Birdsongs have inspired humans and informed musical compositions, cultures and other art forms for centuries. This interactive music composition focuses on virtual representations of birds and nature (gardens, flowers and fruits), and how, in combination with virtual musical instruments (a four-stringed Asian lute), can provide new forms of musical expression at the intersections of interactivity, composition and storytelling.
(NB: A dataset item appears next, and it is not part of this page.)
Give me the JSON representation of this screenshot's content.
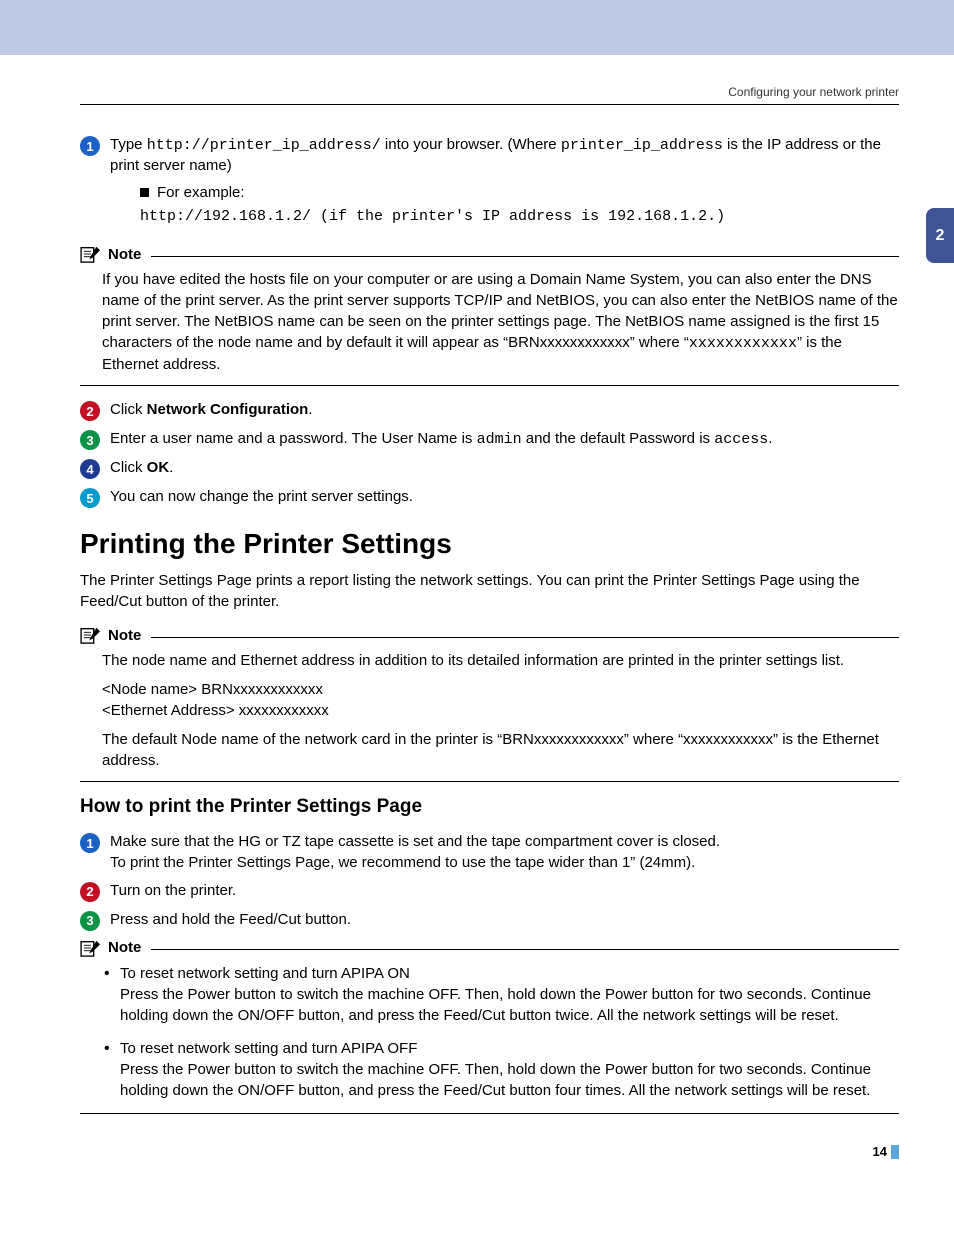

Although composition scholars have created effective interactive virtual instruments (Hamilton and Platz “Carrillon”, 2016) and versatile virtual spatialisation tools (Dolphin “Cyclical Flow”, 2011), no musical work exists that combines such levels of interactive technology readiness, with a focus on the creative and intellectual advance of musical composition methods, informed by musical repertoire (mimicking birdsongs and forms of interaction with nature).
The research journey ineludibly starts with Messiaen's 1950's birdsong-inspired works and papers (HOLD, 1971; DEMUTH, 1960; HILL, 1994). It goes further by investigating how immersive technologies involving the Real, Virtual and Augmented (Climent, R., Pilkington, M., Mesárošová, A. , 2016) can match levels of musical expression found in related compositions. For instance, “Réveil des Oiseaux”, “Oiseaux Exotiques” and “Catalogue d'oiseaux (for piano)”; or Jonathan Harvey's “Bird Concerto with Pianosong”, often seen as successful choreographies of birdsong spectra via acoustic instruments. Furthermore, it explores how navigating the threshold between interactivity and storytelling can become a catalyst to construct form, embrace cultural meaning and to unfold the piece's sonic narrative. The storyline is informed by Master Zhuang, a 4th century BC Daoist philosopher, whose parables and folktales were often typified as a discussion between imaginary and/or real characters, as in this composition.
The syrinx interactive system is fully documented as a separate technical paper at OuvirOUver Journal; Climent, R.(2016), commission and published by Federal University of Uberlandia, Brazil.